Matt Dixon, (@Mdixon55)
TALLAHASSEE _ When Gov. Rick Scott ran for governor in 2010, the GOP establishment supported former Attorney General Bill McCollum.
So, when Scott, a former health care executive, spent nearly $40 million of his own wealth to beat McCollum in the Republican primary, fences needed to be mended between the rookie politician and the party he now led.
Enter Adam Hollingsworth.
At the time of the 2010 primary, Hollingsworth was making $189,000-per-year as chief of staff to then-Jacksonville Mayor John Peyton. He took a leave of absence, recruited by both the Republican Party of Florida chairman and Scott campaign manager Susie Wiles, to help fix the relationship between Scott and the party’s elite.
Hollingsworth became one of Scott’s most trusted advisers, a position he used to influence the administration’s rejection of billions in federal high-speed rail money, then later lobby for a rail project that would benefit his employer, emails, text messages and administration documents obtained by the Scripps/Tribune Capital Bureau show.
Hollingsworth, through his office, declined to comment.
After the November 2010 election, Hollingsworth was brought on to serve as a transportation adviser to Scott’s transition team.
His role was not ceremonial. As adviser, Hollingsworth penned a draft letter informing federal administrators Florida was rejecting $2.4 billion in federal money for a high-speed rail line between Orlando and Tampa.
“Please find attached a draft letter for the governor to send US DOT Secretary Ray LaHood on high-speed rail,” Hollingsworth wrote in a Feb. 13, 2011, email to a handful of Scott advisers.
Hollingsworth’s letter included links to a study authored by the Libertarian-leaning Reason Foundation that found cost overruns could cost state taxpayers $3 billion, a number later cited by Scott.
After the state rejected the federal money, Hollingsworth became an executive at Parallel Infrastructure, a company owned by Florida East Coast Industries. That company also owns All Aboard Florida, now pushing a Miami to Orlando rail project.

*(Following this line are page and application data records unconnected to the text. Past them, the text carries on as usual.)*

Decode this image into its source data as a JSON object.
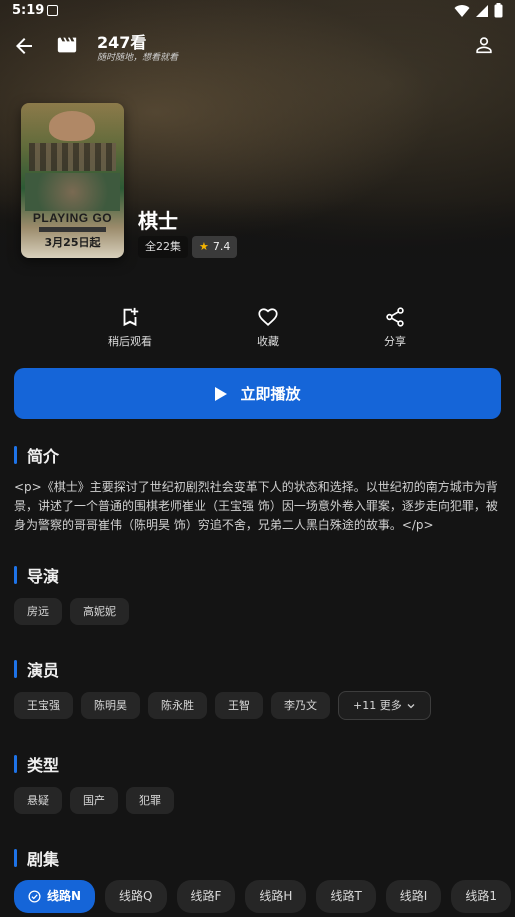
{
  "status": {
    "time": "5:19"
  },
  "app": {
    "title": "247看",
    "subtitle": "随时随地，想看就看"
  },
  "show": {
    "poster_title": "PLAYING GO",
    "poster_date": "3月25日起",
    "title": "棋士",
    "episodes": "全22集",
    "rating": "7.4"
  },
  "actions": {
    "watch_later": "稍后观看",
    "favorite": "收藏",
    "share": "分享"
  },
  "play": {
    "label": "立即播放"
  },
  "sections": {
    "synopsis": "简介",
    "director": "导演",
    "cast": "演员",
    "genre": "类型",
    "episodes": "剧集"
  },
  "synopsis": "<p>《棋士》主要探讨了世纪初剧烈社会变革下人的状态和选择。以世纪初的南方城市为背景，讲述了一个普通的围棋老师崔业（王宝强 饰）因一场意外卷入罪案，逐步走向犯罪，被身为警察的哥哥崔伟（陈明昊 饰）穷追不舍，兄弟二人黑白殊途的故事。</p>",
  "directors": [
    "房远",
    "高妮妮"
  ],
  "cast": [
    "王宝强",
    "陈明昊",
    "陈永胜",
    "王智",
    "李乃文"
  ],
  "cast_more": "+11 更多",
  "genres": [
    "悬疑",
    "国产",
    "犯罪"
  ],
  "lines": [
    "线路N",
    "线路Q",
    "线路F",
    "线路H",
    "线路T",
    "线路I",
    "线路1"
  ],
  "colors": {
    "accent": "#1565d8",
    "background": "#141414",
    "star": "#f5b400"
  }
}
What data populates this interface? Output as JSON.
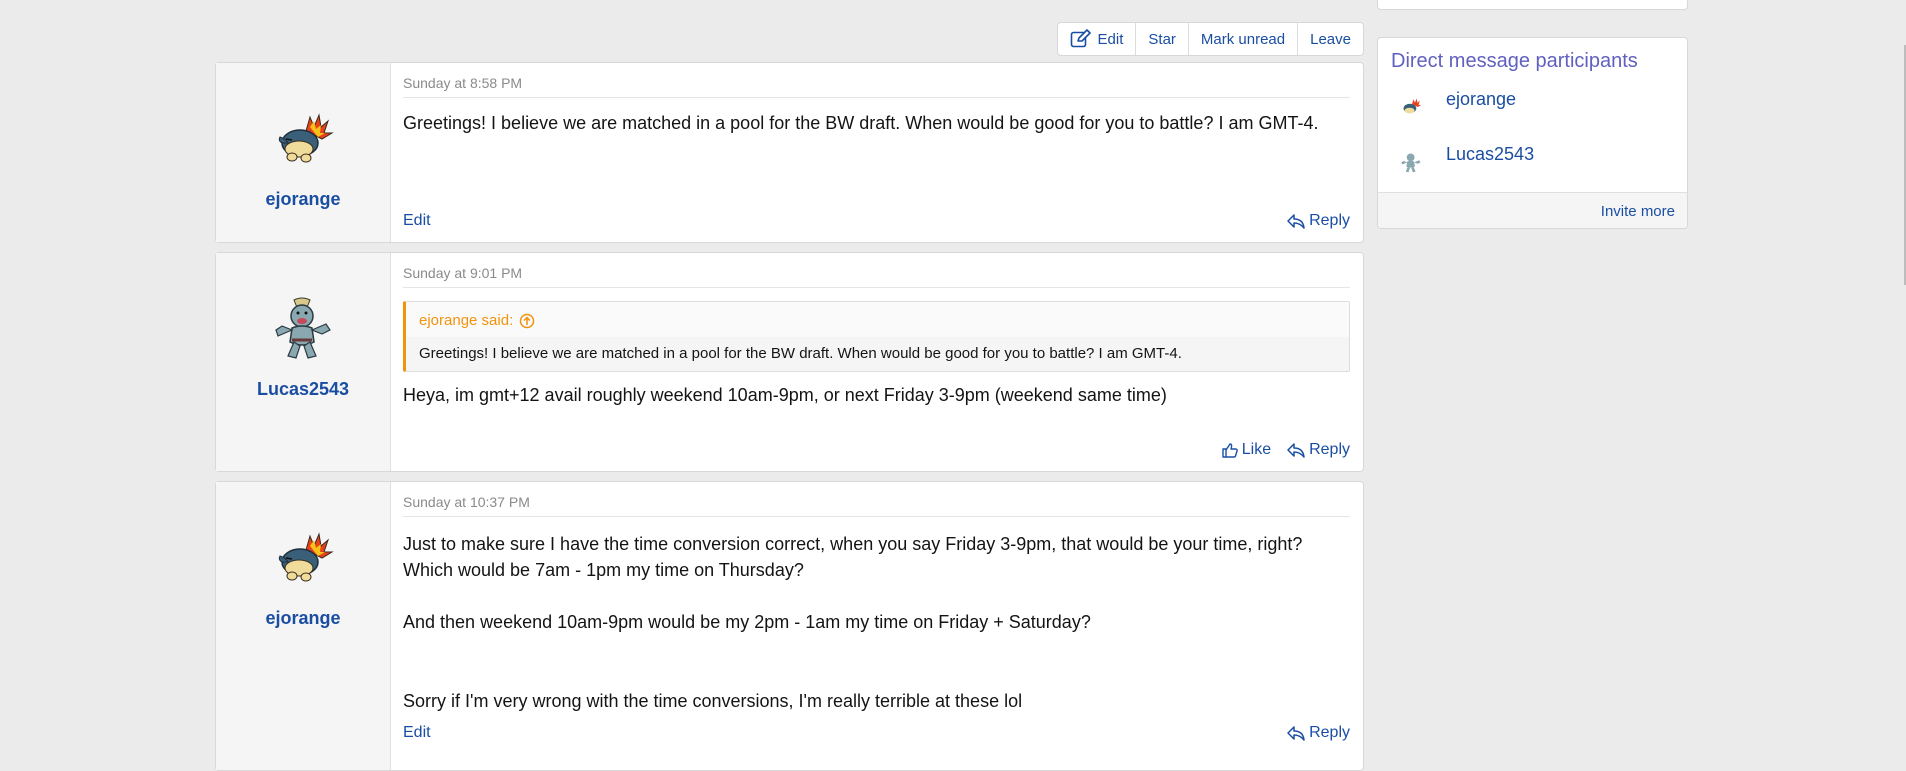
{
  "actions": {
    "edit": "Edit",
    "star": "Star",
    "mark_unread": "Mark unread",
    "leave": "Leave"
  },
  "messages": [
    {
      "author": "ejorange",
      "date": "Sunday at 8:58 PM",
      "body": [
        "Greetings! I believe we are matched in a pool for the BW draft. When would be good for you to battle? I am GMT-4."
      ],
      "edit": "Edit",
      "reply": "Reply"
    },
    {
      "author": "Lucas2543",
      "date": "Sunday at 9:01 PM",
      "quote_author": "ejorange said:",
      "quote_text": "Greetings! I believe we are matched in a pool for the BW draft. When would be good for you to battle? I am GMT-4.",
      "body": [
        "Heya, im gmt+12 avail roughly weekend 10am-9pm, or next Friday 3-9pm (weekend same time)"
      ],
      "like": "Like",
      "reply": "Reply"
    },
    {
      "author": "ejorange",
      "date": "Sunday at 10:37 PM",
      "body": [
        "Just to make sure I have the time conversion correct, when you say Friday 3-9pm, that would be your time, right? Which would be 7am - 1pm my time on Thursday?",
        "And then weekend 10am-9pm would be my 2pm - 1am my time on Friday + Saturday?",
        "Sorry if I'm very wrong with the time conversions, I'm really terrible at these lol"
      ],
      "edit": "Edit",
      "reply": "Reply"
    }
  ],
  "sidebar": {
    "title": "Direct message participants",
    "participants": [
      "ejorange",
      "Lucas2543"
    ],
    "invite": "Invite more"
  },
  "colors": {
    "link": "#1a4ea3",
    "quote_accent": "#f2930d",
    "sidebar_title": "#6060c0"
  }
}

Julie Edwards, All Aboard Florida’s chief marketing officer, said Hollingsworth working to reject the federal money didn’t help All Aboard Florida.